To further enhance this approach, we recommended earmarking funding to administratively and operationally support CBOs with upfront investment dollars to ensure SDHN success. And we also believe that VBP contracting agents, such as IPAs, should be given the option to engage with one or more SDHNs as part of their VBP arrangement with the state or an MCO.
Yuvo also supports allowing providers to continue using preferred SDoH tools rather than mandate uniform social needs assessments - as long as the SDoH tool addresses the minimum areas of assessment to be captured by the equivalent statewide tool.
Providing additional guardrails for value-based payment arrangements
Value-based payment arrangements should include a wide variety of stakeholders, but they should also offer strong oversight to prevent any one entity from taking advantage of another. When MCOs are involved, we believe that additional guardrails are called for, including:
- MCOs should be required to incorporate gaps-to-goal quality improvement measures to calculate shared savings
- MCO should be required to contract with IPA/ACOs that meet their minimum attributable lives
- MCOs should be prohibited from setting member attribution thresholds for any VBP arrangements
- MCOs should be required to provide upfront investments in primary care and behavioral health
- MCO should be required to submit claims data in a timely and ongoing manner to all providers in a VBP arrangement and provide shared savings in a more timely manner
Encouraging patient-centered care, care coordination, and care navigation
In our comments, Yuvo encouraged the State to continue the flexibilities afforded during the COVID-19 pandemic.
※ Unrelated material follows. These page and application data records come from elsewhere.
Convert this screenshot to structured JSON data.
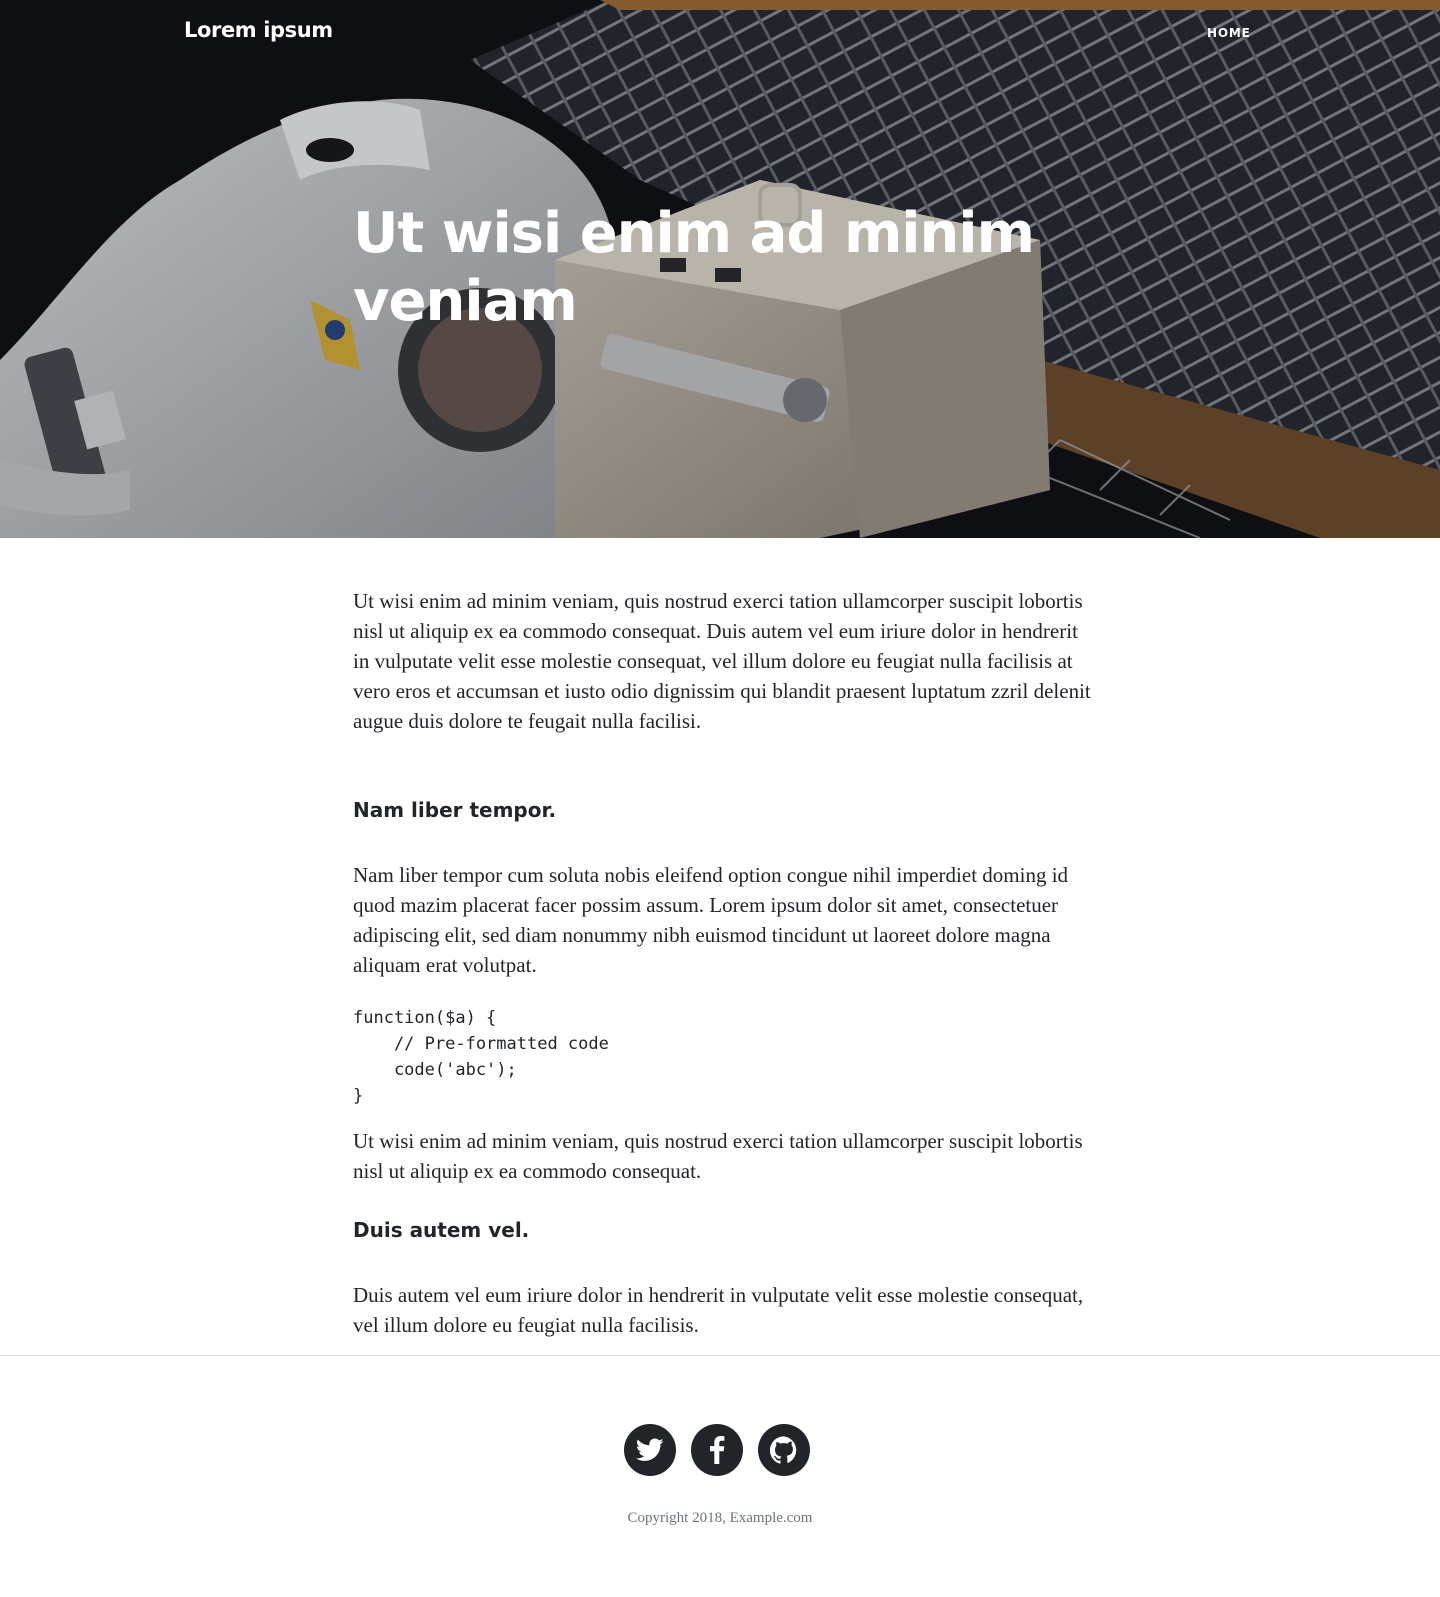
{
  "nav": {
    "brand": "Lorem ipsum",
    "home": "HOME"
  },
  "hero": {
    "title": "Ut wisi enim ad minim veniam"
  },
  "article": {
    "paragraph_1": "Ut wisi enim ad minim veniam, quis nostrud exerci tation ullamcorper suscipit lobortis nisl ut aliquip ex ea commodo consequat. Duis autem vel eum iriure dolor in hendrerit in vulputate velit esse molestie consequat, vel illum dolore eu feugiat nulla facilisis at vero eros et accumsan et iusto odio dignissim qui blandit praesent luptatum zzril delenit augue duis dolore te feugait nulla facilisi.",
    "heading_1": "Nam liber tempor.",
    "paragraph_2": "Nam liber tempor cum soluta nobis eleifend option congue nihil imperdiet doming id quod mazim placerat facer possim assum. Lorem ipsum dolor sit amet, consectetuer adipiscing elit, sed diam nonummy nibh euismod tincidunt ut laoreet dolore magna aliquam erat volutpat.",
    "code": "function($a) {\n    // Pre-formatted code\n    code('abc');\n}",
    "paragraph_3": "Ut wisi enim ad minim veniam, quis nostrud exerci tation ullamcorper suscipit lobortis nisl ut aliquip ex ea commodo consequat.",
    "heading_2": "Duis autem vel.",
    "paragraph_4": "Duis autem vel eum iriure dolor in hendrerit in vulputate velit esse molestie consequat, vel illum dolore eu feugiat nulla facilisis."
  },
  "footer": {
    "social": [
      {
        "icon": "twitter-icon"
      },
      {
        "icon": "facebook-icon"
      },
      {
        "icon": "github-icon"
      }
    ],
    "copyright": "Copyright 2018, Example.com"
  },
  "colors": {
    "hero_bg": "#121317",
    "text": "#212529",
    "muted": "#6c757d",
    "social_bg": "#212529"
  }
}
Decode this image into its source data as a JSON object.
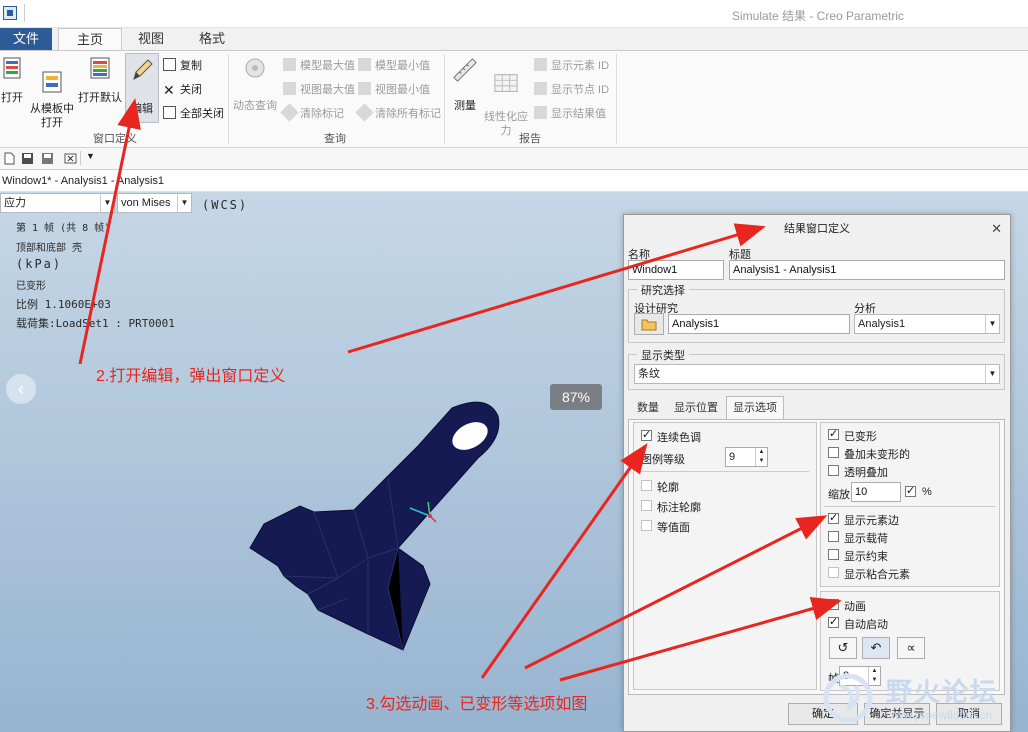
{
  "window": {
    "title": "Simulate 结果 - Creo Parametric"
  },
  "ribbon": {
    "file_tab": "文件",
    "tabs": [
      "主页",
      "视图",
      "格式"
    ],
    "groups": {
      "window_def": {
        "label": "窗口定义",
        "open": "打开",
        "open_template": "从模板中\n打开",
        "open_default": "打开默认",
        "edit": "编辑",
        "copy": "复制",
        "close": "关闭",
        "close_all": "全部关闭"
      },
      "query": {
        "label": "查询",
        "dynamic_query": "动态查询",
        "model_max": "模型最大值",
        "model_min": "模型最小值",
        "view_max": "视图最大值",
        "view_min": "视图最小值",
        "clear_marks": "清除标记",
        "clear_all_marks": "清除所有标记"
      },
      "report": {
        "label": "报告",
        "measure": "测量",
        "linearize": "线性化应\n力",
        "show_element_id": "显示元素 ID",
        "show_node_id": "显示节点 ID",
        "show_result_value": "显示结果值"
      }
    }
  },
  "viewport": {
    "window_label": "Window1* - Analysis1 - Analysis1",
    "quantity_select": "应力",
    "component_select": "von Mises",
    "coord_sys": "(WCS)",
    "info_lines": [
      "第  1  帧  (共  8  帧)",
      "顶部和底部  壳",
      "(kPa)",
      "已变形",
      "比例   1.1060E+03",
      "载荷集:LoadSet1  :   PRT0001"
    ],
    "zoom": "87%"
  },
  "dialog": {
    "title": "结果窗口定义",
    "name_label": "名称",
    "name_value": "Window1",
    "title_label": "标题",
    "title_value": "Analysis1 - Analysis1",
    "study_frame": "研究选择",
    "design_study_label": "设计研究",
    "design_study_value": "Analysis1",
    "analysis_label": "分析",
    "analysis_value": "Analysis1",
    "display_type_frame": "显示类型",
    "display_type_value": "条纹",
    "tabs": [
      "数量",
      "显示位置",
      "显示选项"
    ],
    "left": {
      "continuous_tone": "连续色调",
      "legend_levels_label": "图例等级",
      "legend_levels_value": "9",
      "contour": "轮廓",
      "label_contour": "标注轮廓",
      "isosurface": "等值面"
    },
    "right": {
      "deformed": "已变形",
      "overlay_undeformed": "叠加未变形的",
      "transparent_overlay": "透明叠加",
      "scale_label": "缩放",
      "scale_value": "10",
      "percent_label": "%",
      "show_element_edges": "显示元素边",
      "show_loads": "显示载荷",
      "show_constraints": "显示约束",
      "show_bonded_elements": "显示粘合元素"
    },
    "anim": {
      "animate": "动画",
      "auto_start": "自动启动",
      "frames_label": "帧",
      "frames_value": "8"
    },
    "buttons": {
      "ok": "确定",
      "ok_show": "确定并显示",
      "cancel": "取消"
    }
  },
  "annotations": {
    "step2": "2.打开编辑，弹出窗口定义",
    "step3": "3.勾选动画、已变形等选项如图"
  },
  "watermark": {
    "text": "野火论坛",
    "url": "www.proewildfire.cn"
  },
  "colors": {
    "file_tab": "#2d5b97",
    "annotation": "#e8261f",
    "model": "#161a52"
  }
}
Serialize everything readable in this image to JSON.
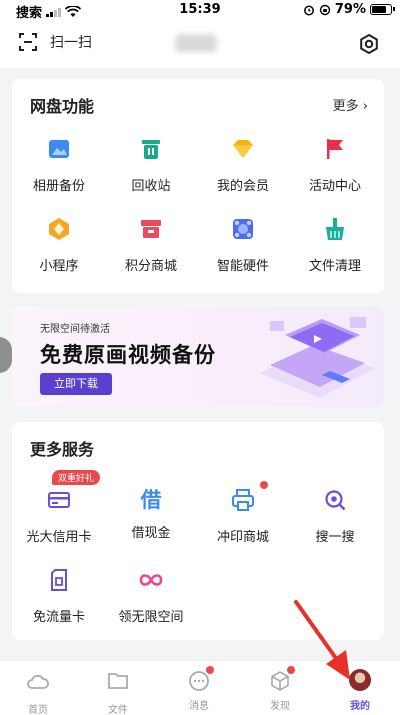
{
  "status_bar": {
    "carrier": "搜索",
    "time": "15:39",
    "battery": "79%",
    "battery_level": 0.79
  },
  "header": {
    "scan_label": "扫一扫"
  },
  "netdisk": {
    "title": "网盘功能",
    "more": "更多 ›",
    "items": [
      {
        "label": "相册备份",
        "icon": "photo-backup-icon",
        "color": "#3b8bf0"
      },
      {
        "label": "回收站",
        "icon": "recycle-bin-icon",
        "color": "#1aa98a"
      },
      {
        "label": "我的会员",
        "icon": "diamond-icon",
        "color": "#f5b400"
      },
      {
        "label": "活动中心",
        "icon": "flag-icon",
        "color": "#e8304a"
      },
      {
        "label": "小程序",
        "icon": "mini-program-icon",
        "color": "#f5a623"
      },
      {
        "label": "积分商城",
        "icon": "store-icon",
        "color": "#e84a5f"
      },
      {
        "label": "智能硬件",
        "icon": "hardware-icon",
        "color": "#4a6cf5"
      },
      {
        "label": "文件清理",
        "icon": "broom-icon",
        "color": "#19b09a"
      }
    ]
  },
  "banner": {
    "subtitle": "无限空间待激活",
    "title": "免费原画视频备份",
    "button": "立即下载"
  },
  "services": {
    "title": "更多服务",
    "badge": "双重好礼",
    "items": [
      {
        "label": "光大信用卡",
        "icon": "credit-card-icon",
        "color": "#6a4fd9"
      },
      {
        "label": "借现金",
        "icon": "borrow-cash-icon",
        "color": "#3b8bf0"
      },
      {
        "label": "冲印商城",
        "icon": "printer-icon",
        "color": "#3b8bf0"
      },
      {
        "label": "搜一搜",
        "icon": "search-icon",
        "color": "#6a4fd9"
      },
      {
        "label": "免流量卡",
        "icon": "sim-card-icon",
        "color": "#6a4fd9"
      },
      {
        "label": "领无限空间",
        "icon": "infinity-icon",
        "color": "#e84a8a"
      }
    ],
    "borrow_glyph": "借"
  },
  "tabbar": {
    "tabs": [
      {
        "label": "首页",
        "icon": "cloud-icon"
      },
      {
        "label": "文件",
        "icon": "folder-icon"
      },
      {
        "label": "消息",
        "icon": "message-icon"
      },
      {
        "label": "发现",
        "icon": "cube-icon"
      },
      {
        "label": "我的",
        "icon": "avatar"
      }
    ]
  },
  "colors": {
    "accent": "#6a4fd9",
    "red": "#e84a4a"
  }
}
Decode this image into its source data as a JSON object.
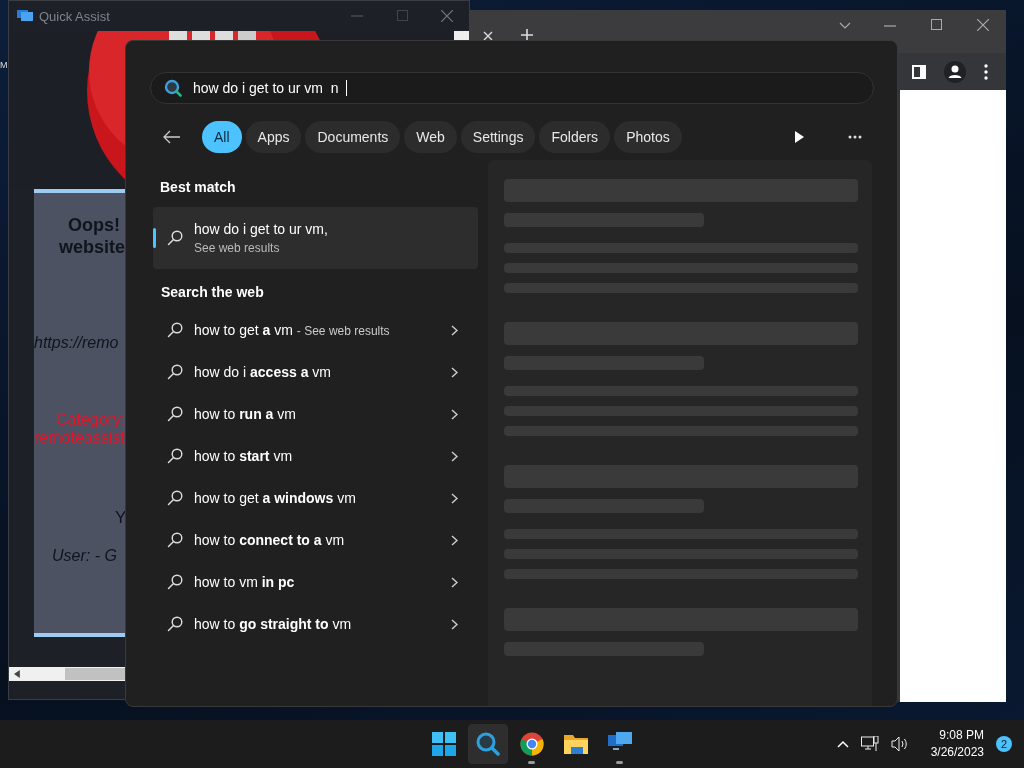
{
  "desktop": {
    "label_fragment": "M"
  },
  "quick_assist": {
    "title": "Quick Assist",
    "page": {
      "heading_1": "Oops!",
      "heading_2": "website",
      "url": "https://remo",
      "category_1": "Category:",
      "category_2": "remoteassist",
      "line_fragment": "Y",
      "user_line": "User: -   G"
    }
  },
  "search": {
    "query": "how do i get to ur vm  n",
    "filters": [
      {
        "label": "All",
        "selected": true
      },
      {
        "label": "Apps",
        "selected": false
      },
      {
        "label": "Documents",
        "selected": false
      },
      {
        "label": "Web",
        "selected": false
      },
      {
        "label": "Settings",
        "selected": false
      },
      {
        "label": "Folders",
        "selected": false
      },
      {
        "label": "Photos",
        "selected": false
      }
    ],
    "best_match": {
      "heading": "Best match",
      "title": "how do i get to ur vm,",
      "subtitle": "See web results",
      "selected": true
    },
    "web": {
      "heading": "Search the web",
      "items": [
        {
          "text": "how to get **a** vm",
          "suffix": "- See web results"
        },
        {
          "text": "how do i **access a** vm"
        },
        {
          "text": "how to **run a** vm"
        },
        {
          "text": "how to **start** vm"
        },
        {
          "text": "how to get **a windows** vm"
        },
        {
          "text": "how to **connect to a** vm"
        },
        {
          "text": "how to vm **in pc**"
        },
        {
          "text": "how to **go straight to** vm"
        }
      ]
    }
  },
  "taskbar": {
    "apps": [
      {
        "kind": "start",
        "selected": false,
        "running": false
      },
      {
        "kind": "search",
        "selected": true,
        "running": false
      },
      {
        "kind": "browser",
        "selected": false,
        "running": true
      },
      {
        "kind": "folder",
        "selected": false,
        "running": false
      },
      {
        "kind": "remote",
        "selected": false,
        "running": true
      }
    ],
    "time": "9:08 PM",
    "date": "3/26/2023",
    "notifications": "2"
  }
}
To provide truly patient-centered care, we must allow for care in many different locations, including virtually.
Enhancing the ability to provide telehealth, offering reimbursement regardless of audio-only or audio/video telehealth, and offering reimbursement for home or community based delivery of care will create improved outcomes and experience for Medicaid members. Care coordination and navigation that is agnostic to the delivery system allows beneficiaries a more seamless experience while also improving the interface of CBO and provider organizations.
Additionally, Yuvo supports a pipeline for race and ethnicity concordant care. We recommended further investment in education and training for community members to work locally, as well as the development of metrics that measure workforce diversity.
Preparing for a bright future for FQHCs in New York State
The SHERPA draft is a promising framework for improving health equity across a large and highly variable state healthcare environment. We applaud state officials for recognizing the vital role that FQHCs, community-based organizations, and other partners play in improving outcomes for Medicaid beneficiaries.
While there are still many ways to make the Medicaid ecosystem even more efficient and effective for individuals and their communities, we strongly believe that the future is bright for FQHCs. We are eager to continue sharing our commentary and experiences with state officials to inform the future of Medicaid in New York State and ensure that emerging policies are optimized for FQHC success to create a sustainable, resilient, equitable health system for all individuals.